Opinion - Is the world about to tip on its axis with the appointment of women to the most powerful positions on earth?
That's certainly the way global politics currently appears.
Theresa May in the UK, Hillary Clinton (probably) in the US, Helen Clark (potentially) at the UN, and Angela Merkel in Germany represent to many the shattering of the world's glass ceiling, even if they are vastly different creatures linked only by the possession of a uterus and steely determination.
To view them as agents of revolution in and of themselves is of course, flawed.
Mrs May is a classic conservative, eager to exert military might and rather less keen to tend to the more unfortunate in society, if her voting history is any guide. Mrs Clinton has strong hawkish tendencies. Miss Clark and Mrs Merkel are firmly centrist politicians, operating deftly in the political structures that have been largely built and maintained by men.
Miss Clark and Mrs Merkel do, in my opinion, hew more closely to the idea of being "vectors for peace and stability", which is how Miss Clark described female leaders to the Guardian. But this is possibly less in their case about being women, and more about being empathetic people with a keen eye on their historical legacies.
The media still inhibit all women leaders by openly judging them on whether they have utilised their uteri or not; whether they have sanctified heterosexual relationships or not, or whether they wear appropriately 'feminine' clothing. (Male leaders such as David Cameron must simply have wives that fulfil these criteria).
Anyone with eyes and ears knows this is exactly the kind of metric that is still applied to women in the 'real world' as well, so it's not a surprise.
How refreshing, then, that when Andrea Leadsom pointed out rival Theresa May had leadership deficiencies because she didn't have children she was given short shrift in the UK (even if Theresa May then turned around and gave that twerp a role in her cabinet).
To the question of whether these women are shattering the glass ceiling, I would argue instead they're standing on a glass cliff.
A study published in the British Journal of Management in 2005, which looked at the performance of Britain's top 100 stock market-listed companies before and after the appointment of male or female board members, found that women were much more likely to be appointed when the company's fortunes were headed south.
Forget the glass ceilings, said the study's authors - these women tended to be placed on a 'glass cliff', where inevitably their leadership appointments are made in crisis, where organisations are ready to take more risks. They turn to anything that might provide a solution - even a woman!

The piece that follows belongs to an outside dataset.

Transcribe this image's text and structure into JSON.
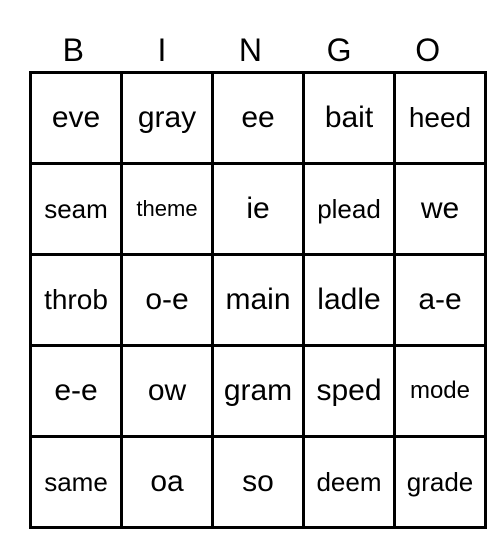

Mrs May is of course the most obvious example of this. She's heading up Britain at a time of enormous upheaval, not only with Brexit, but also in terms of an already precarious economic situation that was threatening to upend that country's stability.
Same with Miss Clark: the UN faces seemingly insurmountable problems with a Middle East on fire, Russia and China thumbing their nose at UN regulation, and the scourge of climate change upon us.
Mrs Clinton will inherit a superpower bitterly divided and riven with violence, and Mrs Merkel is no less than the de facto head of the tempestuous European Union.
Will these problems be more likely fixed with the appointment of these hard-working, serious women to their cause, as opposed to the usual male candidates? Perhaps not.
But the fact they are there may mean the problems are even more intractable than first thought, with even the very best female leaders destined to fail in one way or another.
*Dita de Boni is an Auckland journalist and regular TVNZ opinion writer.